-- TASK INPUTS follows --

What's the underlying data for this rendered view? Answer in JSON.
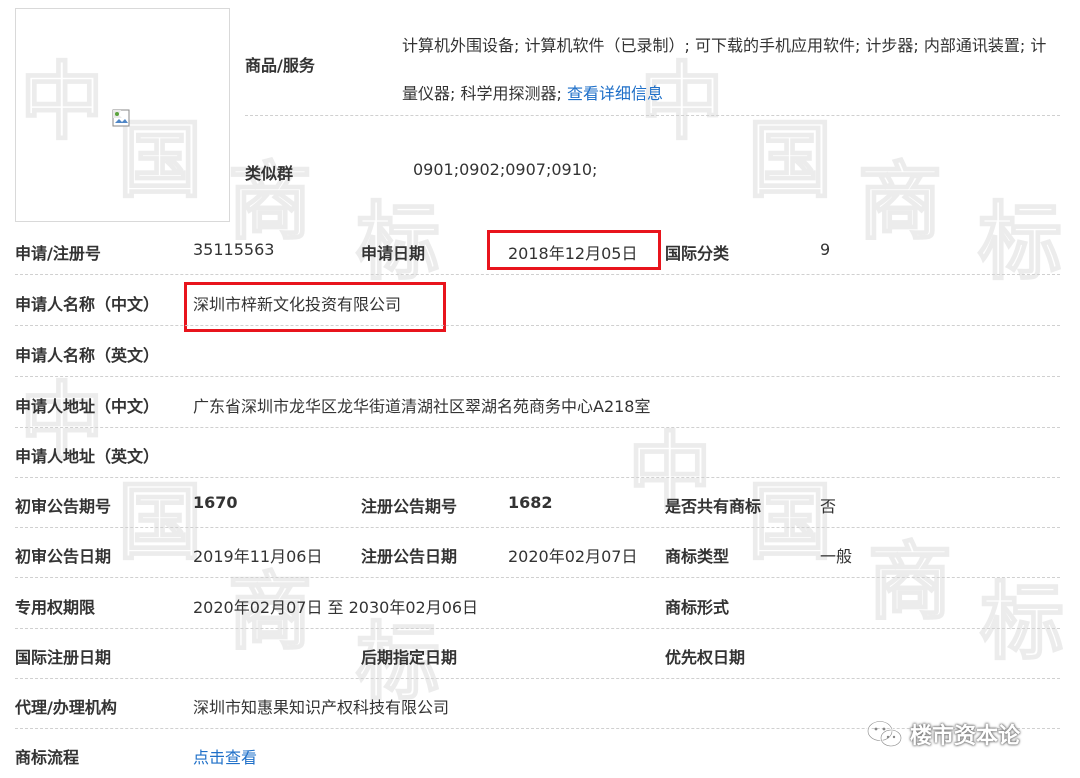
{
  "watermark": {
    "chars": [
      "中",
      "国",
      "商",
      "标"
    ]
  },
  "goods": {
    "label": "商品/服务",
    "text": "计算机外围设备; 计算机软件（已录制）; 可下载的手机应用软件; 计步器; 内部通讯装置; 计量仪器; 科学用探测器;",
    "detail_link": "查看详细信息"
  },
  "similar_group": {
    "label": "类似群",
    "value": "0901;0902;0907;0910;"
  },
  "reg": {
    "reg_no_label": "申请/注册号",
    "reg_no": "35115563",
    "date_label": "申请日期",
    "date": "2018年12月05日",
    "class_label": "国际分类",
    "class": "9"
  },
  "applicant_cn": {
    "label": "申请人名称（中文）",
    "value": "深圳市梓新文化投资有限公司"
  },
  "applicant_en": {
    "label": "申请人名称（英文）",
    "value": ""
  },
  "address_cn": {
    "label": "申请人地址（中文）",
    "value": "广东省深圳市龙华区龙华街道清湖社区翠湖名苑商务中心A218室"
  },
  "address_en": {
    "label": "申请人地址（英文）",
    "value": ""
  },
  "announce": {
    "prelim_no_label": "初审公告期号",
    "prelim_no": "1670",
    "reg_no_label": "注册公告期号",
    "reg_no": "1682",
    "shared_label": "是否共有商标",
    "shared": "否"
  },
  "announce_date": {
    "prelim_date_label": "初审公告日期",
    "prelim_date": "2019年11月06日",
    "reg_date_label": "注册公告日期",
    "reg_date": "2020年02月07日",
    "type_label": "商标类型",
    "type": "一般"
  },
  "term": {
    "label": "专用权期限",
    "value": "2020年02月07日 至 2030年02月06日",
    "form_label": "商标形式"
  },
  "intl": {
    "intl_date_label": "国际注册日期",
    "later_label": "后期指定日期",
    "priority_label": "优先权日期"
  },
  "agent": {
    "label": "代理/办理机构",
    "value": "深圳市知惠果知识产权科技有限公司"
  },
  "flow": {
    "label": "商标流程",
    "link": "点击查看"
  },
  "brand": {
    "name": "楼市资本论"
  }
}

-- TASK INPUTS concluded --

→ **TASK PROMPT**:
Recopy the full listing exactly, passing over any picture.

→ **ANSWER TO THIS PROBLEM**:
What's the underlying data for this rendered view? Answer in JSON.
{
  "watermark": {
    "chars": [
      "中",
      "国",
      "商",
      "标"
    ]
  },
  "goods": {
    "label": "商品/服务",
    "text": "计算机外围设备; 计算机软件（已录制）; 可下载的手机应用软件; 计步器; 内部通讯装置; 计量仪器; 科学用探测器;",
    "detail_link": "查看详细信息"
  },
  "similar_group": {
    "label": "类似群",
    "value": "0901;0902;0907;0910;"
  },
  "reg": {
    "reg_no_label": "申请/注册号",
    "reg_no": "35115563",
    "date_label": "申请日期",
    "date": "2018年12月05日",
    "class_label": "国际分类",
    "class": "9"
  },
  "applicant_cn": {
    "label": "申请人名称（中文）",
    "value": "深圳市梓新文化投资有限公司"
  },
  "applicant_en": {
    "label": "申请人名称（英文）",
    "value": ""
  },
  "address_cn": {
    "label": "申请人地址（中文）",
    "value": "广东省深圳市龙华区龙华街道清湖社区翠湖名苑商务中心A218室"
  },
  "address_en": {
    "label": "申请人地址（英文）",
    "value": ""
  },
  "announce": {
    "prelim_no_label": "初审公告期号",
    "prelim_no": "1670",
    "reg_no_label": "注册公告期号",
    "reg_no": "1682",
    "shared_label": "是否共有商标",
    "shared": "否"
  },
  "announce_date": {
    "prelim_date_label": "初审公告日期",
    "prelim_date": "2019年11月06日",
    "reg_date_label": "注册公告日期",
    "reg_date": "2020年02月07日",
    "type_label": "商标类型",
    "type": "一般"
  },
  "term": {
    "label": "专用权期限",
    "value": "2020年02月07日 至 2030年02月06日",
    "form_label": "商标形式"
  },
  "intl": {
    "intl_date_label": "国际注册日期",
    "later_label": "后期指定日期",
    "priority_label": "优先权日期"
  },
  "agent": {
    "label": "代理/办理机构",
    "value": "深圳市知惠果知识产权科技有限公司"
  },
  "flow": {
    "label": "商标流程",
    "link": "点击查看"
  },
  "brand": {
    "name": "楼市资本论"
  }
}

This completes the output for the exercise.